**Work required:** Output the whole listing below exactly, omitting the images.

--- Input for this task Enclosed Below ---

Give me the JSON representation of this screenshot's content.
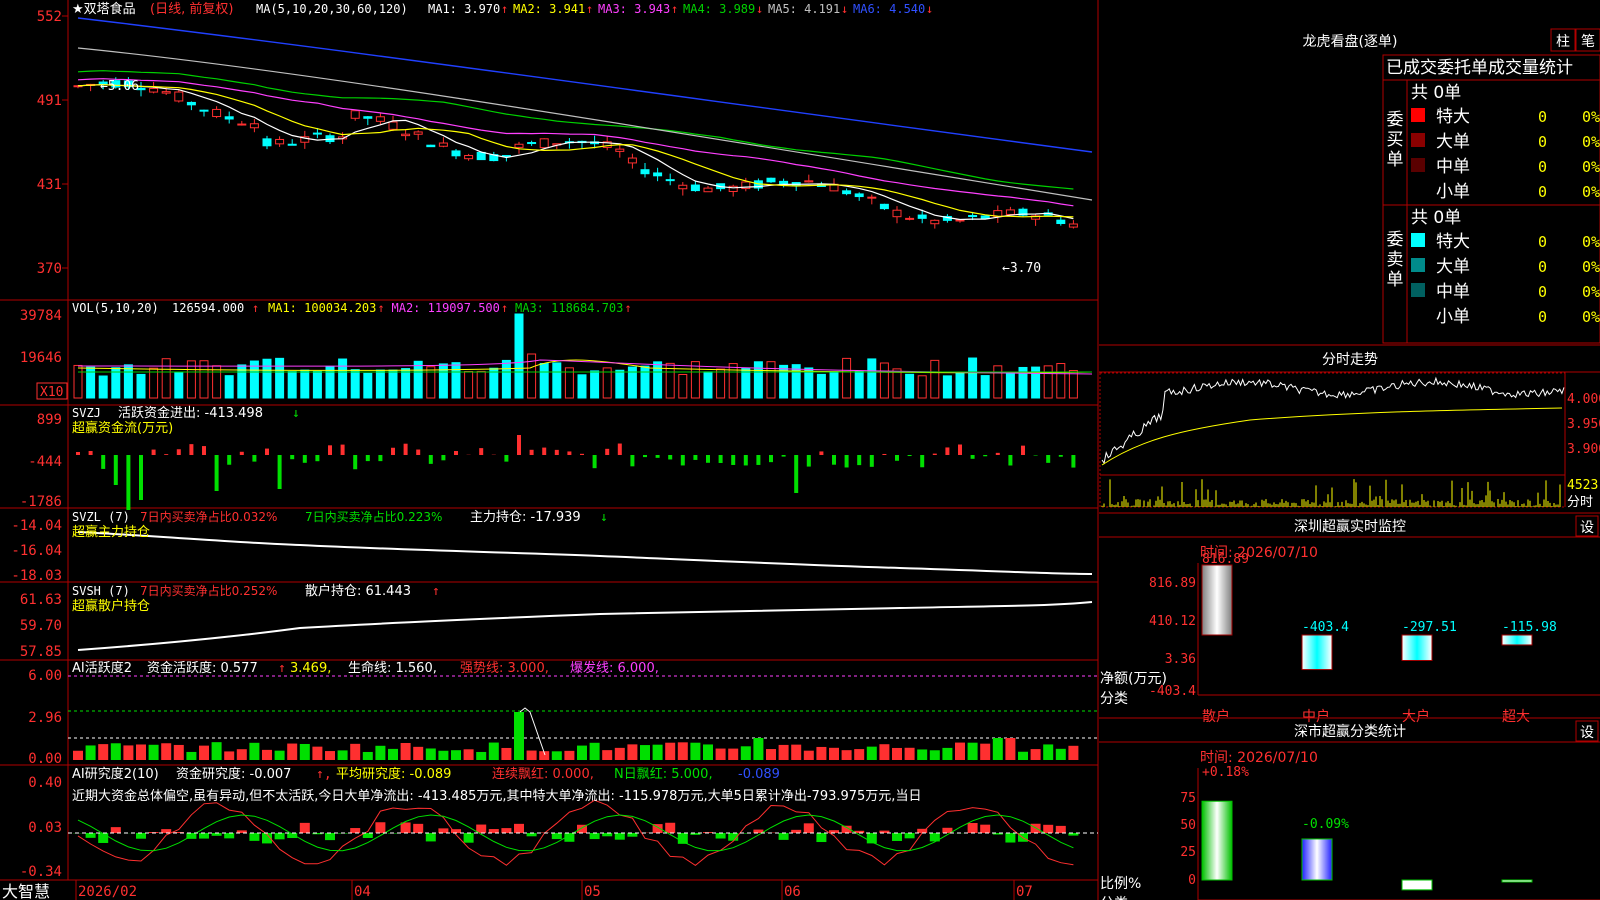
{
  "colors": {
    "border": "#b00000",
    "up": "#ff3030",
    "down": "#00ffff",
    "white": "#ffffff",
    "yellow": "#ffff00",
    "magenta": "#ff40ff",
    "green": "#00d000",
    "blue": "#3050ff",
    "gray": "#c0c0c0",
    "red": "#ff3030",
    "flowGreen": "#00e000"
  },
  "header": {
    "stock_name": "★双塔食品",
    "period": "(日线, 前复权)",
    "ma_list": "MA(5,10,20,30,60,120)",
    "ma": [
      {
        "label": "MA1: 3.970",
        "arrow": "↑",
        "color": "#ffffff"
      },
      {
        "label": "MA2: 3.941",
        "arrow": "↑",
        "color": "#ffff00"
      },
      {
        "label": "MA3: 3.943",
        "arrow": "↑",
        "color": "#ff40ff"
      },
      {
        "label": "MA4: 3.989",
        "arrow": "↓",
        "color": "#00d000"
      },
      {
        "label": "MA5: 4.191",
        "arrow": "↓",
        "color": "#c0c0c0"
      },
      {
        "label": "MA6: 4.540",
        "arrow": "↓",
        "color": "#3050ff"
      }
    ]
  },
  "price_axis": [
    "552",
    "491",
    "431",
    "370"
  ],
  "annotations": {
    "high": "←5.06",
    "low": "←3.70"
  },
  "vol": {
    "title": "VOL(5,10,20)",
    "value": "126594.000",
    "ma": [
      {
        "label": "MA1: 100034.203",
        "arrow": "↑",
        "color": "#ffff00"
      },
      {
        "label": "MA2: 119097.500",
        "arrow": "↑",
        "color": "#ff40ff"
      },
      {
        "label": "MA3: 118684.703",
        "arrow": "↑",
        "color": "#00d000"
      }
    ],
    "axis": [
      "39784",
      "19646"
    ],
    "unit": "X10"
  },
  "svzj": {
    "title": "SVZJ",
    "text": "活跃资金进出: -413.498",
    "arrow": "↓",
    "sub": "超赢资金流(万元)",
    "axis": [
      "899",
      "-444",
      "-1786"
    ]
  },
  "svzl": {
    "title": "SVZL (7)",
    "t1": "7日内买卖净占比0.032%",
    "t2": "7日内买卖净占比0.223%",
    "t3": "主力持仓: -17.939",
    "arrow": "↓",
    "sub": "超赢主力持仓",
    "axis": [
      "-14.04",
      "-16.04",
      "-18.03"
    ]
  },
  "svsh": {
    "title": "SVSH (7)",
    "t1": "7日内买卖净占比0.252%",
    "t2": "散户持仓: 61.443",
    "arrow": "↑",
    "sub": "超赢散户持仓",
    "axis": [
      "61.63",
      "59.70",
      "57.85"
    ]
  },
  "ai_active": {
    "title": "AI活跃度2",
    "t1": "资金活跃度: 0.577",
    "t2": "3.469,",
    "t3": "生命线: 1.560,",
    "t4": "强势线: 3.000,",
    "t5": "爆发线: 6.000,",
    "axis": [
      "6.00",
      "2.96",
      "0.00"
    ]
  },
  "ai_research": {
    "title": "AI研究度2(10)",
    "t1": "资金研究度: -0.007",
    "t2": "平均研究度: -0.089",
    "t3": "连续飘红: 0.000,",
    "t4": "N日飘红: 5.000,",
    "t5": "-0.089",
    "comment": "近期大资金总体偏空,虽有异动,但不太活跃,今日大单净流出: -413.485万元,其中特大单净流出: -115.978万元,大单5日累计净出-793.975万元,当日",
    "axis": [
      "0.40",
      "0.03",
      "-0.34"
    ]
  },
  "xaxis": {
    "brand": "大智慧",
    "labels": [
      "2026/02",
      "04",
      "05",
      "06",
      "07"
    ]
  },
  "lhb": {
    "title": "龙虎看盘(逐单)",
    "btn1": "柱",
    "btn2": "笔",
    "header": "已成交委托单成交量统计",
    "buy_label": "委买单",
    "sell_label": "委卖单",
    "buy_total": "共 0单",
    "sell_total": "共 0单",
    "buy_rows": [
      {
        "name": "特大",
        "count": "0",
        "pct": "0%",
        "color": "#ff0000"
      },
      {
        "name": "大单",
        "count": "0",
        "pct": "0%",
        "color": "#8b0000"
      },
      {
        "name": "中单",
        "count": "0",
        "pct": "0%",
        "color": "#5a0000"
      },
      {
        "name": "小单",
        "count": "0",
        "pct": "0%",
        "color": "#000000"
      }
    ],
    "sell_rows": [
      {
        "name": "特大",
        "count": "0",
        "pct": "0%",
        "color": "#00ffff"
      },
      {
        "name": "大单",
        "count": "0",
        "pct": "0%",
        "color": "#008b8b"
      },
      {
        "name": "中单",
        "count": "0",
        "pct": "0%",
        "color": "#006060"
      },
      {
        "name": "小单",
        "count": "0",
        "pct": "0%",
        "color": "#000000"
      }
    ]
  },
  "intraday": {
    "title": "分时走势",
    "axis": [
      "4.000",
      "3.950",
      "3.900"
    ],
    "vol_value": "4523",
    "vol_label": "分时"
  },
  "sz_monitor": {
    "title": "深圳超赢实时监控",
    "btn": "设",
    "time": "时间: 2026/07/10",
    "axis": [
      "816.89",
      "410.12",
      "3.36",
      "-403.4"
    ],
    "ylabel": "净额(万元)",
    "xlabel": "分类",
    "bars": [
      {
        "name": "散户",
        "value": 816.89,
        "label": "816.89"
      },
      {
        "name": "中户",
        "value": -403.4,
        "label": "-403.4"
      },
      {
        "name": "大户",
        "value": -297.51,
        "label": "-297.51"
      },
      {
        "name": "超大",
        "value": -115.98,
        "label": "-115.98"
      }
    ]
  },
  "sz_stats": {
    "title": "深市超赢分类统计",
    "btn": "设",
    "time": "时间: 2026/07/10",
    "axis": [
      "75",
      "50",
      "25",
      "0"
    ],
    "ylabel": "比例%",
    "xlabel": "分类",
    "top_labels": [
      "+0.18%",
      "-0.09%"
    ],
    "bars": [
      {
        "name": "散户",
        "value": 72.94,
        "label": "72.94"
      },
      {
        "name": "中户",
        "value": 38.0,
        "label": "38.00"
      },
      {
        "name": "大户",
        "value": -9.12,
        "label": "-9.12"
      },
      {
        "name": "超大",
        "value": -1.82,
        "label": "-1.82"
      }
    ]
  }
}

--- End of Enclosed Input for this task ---

**Result below:**
Give me the JSON representation of this screenshot's content.
{
  "colors": {
    "border": "#b00000",
    "up": "#ff3030",
    "down": "#00ffff",
    "white": "#ffffff",
    "yellow": "#ffff00",
    "magenta": "#ff40ff",
    "green": "#00d000",
    "blue": "#3050ff",
    "gray": "#c0c0c0",
    "red": "#ff3030",
    "flowGreen": "#00e000"
  },
  "header": {
    "stock_name": "★双塔食品",
    "period": "(日线, 前复权)",
    "ma_list": "MA(5,10,20,30,60,120)",
    "ma": [
      {
        "label": "MA1: 3.970",
        "arrow": "↑",
        "color": "#ffffff"
      },
      {
        "label": "MA2: 3.941",
        "arrow": "↑",
        "color": "#ffff00"
      },
      {
        "label": "MA3: 3.943",
        "arrow": "↑",
        "color": "#ff40ff"
      },
      {
        "label": "MA4: 3.989",
        "arrow": "↓",
        "color": "#00d000"
      },
      {
        "label": "MA5: 4.191",
        "arrow": "↓",
        "color": "#c0c0c0"
      },
      {
        "label": "MA6: 4.540",
        "arrow": "↓",
        "color": "#3050ff"
      }
    ]
  },
  "price_axis": [
    "552",
    "491",
    "431",
    "370"
  ],
  "annotations": {
    "high": "←5.06",
    "low": "←3.70"
  },
  "vol": {
    "title": "VOL(5,10,20)",
    "value": "126594.000",
    "ma": [
      {
        "label": "MA1: 100034.203",
        "arrow": "↑",
        "color": "#ffff00"
      },
      {
        "label": "MA2: 119097.500",
        "arrow": "↑",
        "color": "#ff40ff"
      },
      {
        "label": "MA3: 118684.703",
        "arrow": "↑",
        "color": "#00d000"
      }
    ],
    "axis": [
      "39784",
      "19646"
    ],
    "unit": "X10"
  },
  "svzj": {
    "title": "SVZJ",
    "text": "活跃资金进出: -413.498",
    "arrow": "↓",
    "sub": "超赢资金流(万元)",
    "axis": [
      "899",
      "-444",
      "-1786"
    ]
  },
  "svzl": {
    "title": "SVZL (7)",
    "t1": "7日内买卖净占比0.032%",
    "t2": "7日内买卖净占比0.223%",
    "t3": "主力持仓: -17.939",
    "arrow": "↓",
    "sub": "超赢主力持仓",
    "axis": [
      "-14.04",
      "-16.04",
      "-18.03"
    ]
  },
  "svsh": {
    "title": "SVSH (7)",
    "t1": "7日内买卖净占比0.252%",
    "t2": "散户持仓: 61.443",
    "arrow": "↑",
    "sub": "超赢散户持仓",
    "axis": [
      "61.63",
      "59.70",
      "57.85"
    ]
  },
  "ai_active": {
    "title": "AI活跃度2",
    "t1": "资金活跃度: 0.577",
    "t2": "3.469,",
    "t3": "生命线: 1.560,",
    "t4": "强势线: 3.000,",
    "t5": "爆发线: 6.000,",
    "axis": [
      "6.00",
      "2.96",
      "0.00"
    ]
  },
  "ai_research": {
    "title": "AI研究度2(10)",
    "t1": "资金研究度: -0.007",
    "t2": "平均研究度: -0.089",
    "t3": "连续飘红: 0.000,",
    "t4": "N日飘红: 5.000,",
    "t5": "-0.089",
    "comment": "近期大资金总体偏空,虽有异动,但不太活跃,今日大单净流出: -413.485万元,其中特大单净流出: -115.978万元,大单5日累计净出-793.975万元,当日",
    "axis": [
      "0.40",
      "0.03",
      "-0.34"
    ]
  },
  "xaxis": {
    "brand": "大智慧",
    "labels": [
      "2026/02",
      "04",
      "05",
      "06",
      "07"
    ]
  },
  "lhb": {
    "title": "龙虎看盘(逐单)",
    "btn1": "柱",
    "btn2": "笔",
    "header": "已成交委托单成交量统计",
    "buy_label": "委买单",
    "sell_label": "委卖单",
    "buy_total": "共 0单",
    "sell_total": "共 0单",
    "buy_rows": [
      {
        "name": "特大",
        "count": "0",
        "pct": "0%",
        "color": "#ff0000"
      },
      {
        "name": "大单",
        "count": "0",
        "pct": "0%",
        "color": "#8b0000"
      },
      {
        "name": "中单",
        "count": "0",
        "pct": "0%",
        "color": "#5a0000"
      },
      {
        "name": "小单",
        "count": "0",
        "pct": "0%",
        "color": "#000000"
      }
    ],
    "sell_rows": [
      {
        "name": "特大",
        "count": "0",
        "pct": "0%",
        "color": "#00ffff"
      },
      {
        "name": "大单",
        "count": "0",
        "pct": "0%",
        "color": "#008b8b"
      },
      {
        "name": "中单",
        "count": "0",
        "pct": "0%",
        "color": "#006060"
      },
      {
        "name": "小单",
        "count": "0",
        "pct": "0%",
        "color": "#000000"
      }
    ]
  },
  "intraday": {
    "title": "分时走势",
    "axis": [
      "4.000",
      "3.950",
      "3.900"
    ],
    "vol_value": "4523",
    "vol_label": "分时"
  },
  "sz_monitor": {
    "title": "深圳超赢实时监控",
    "btn": "设",
    "time": "时间: 2026/07/10",
    "axis": [
      "816.89",
      "410.12",
      "3.36",
      "-403.4"
    ],
    "ylabel": "净额(万元)",
    "xlabel": "分类",
    "bars": [
      {
        "name": "散户",
        "value": 816.89,
        "label": "816.89"
      },
      {
        "name": "中户",
        "value": -403.4,
        "label": "-403.4"
      },
      {
        "name": "大户",
        "value": -297.51,
        "label": "-297.51"
      },
      {
        "name": "超大",
        "value": -115.98,
        "label": "-115.98"
      }
    ]
  },
  "sz_stats": {
    "title": "深市超赢分类统计",
    "btn": "设",
    "time": "时间: 2026/07/10",
    "axis": [
      "75",
      "50",
      "25",
      "0"
    ],
    "ylabel": "比例%",
    "xlabel": "分类",
    "top_labels": [
      "+0.18%",
      "-0.09%"
    ],
    "bars": [
      {
        "name": "散户",
        "value": 72.94,
        "label": "72.94"
      },
      {
        "name": "中户",
        "value": 38.0,
        "label": "38.00"
      },
      {
        "name": "大户",
        "value": -9.12,
        "label": "-9.12"
      },
      {
        "name": "超大",
        "value": -1.82,
        "label": "-1.82"
      }
    ]
  }
}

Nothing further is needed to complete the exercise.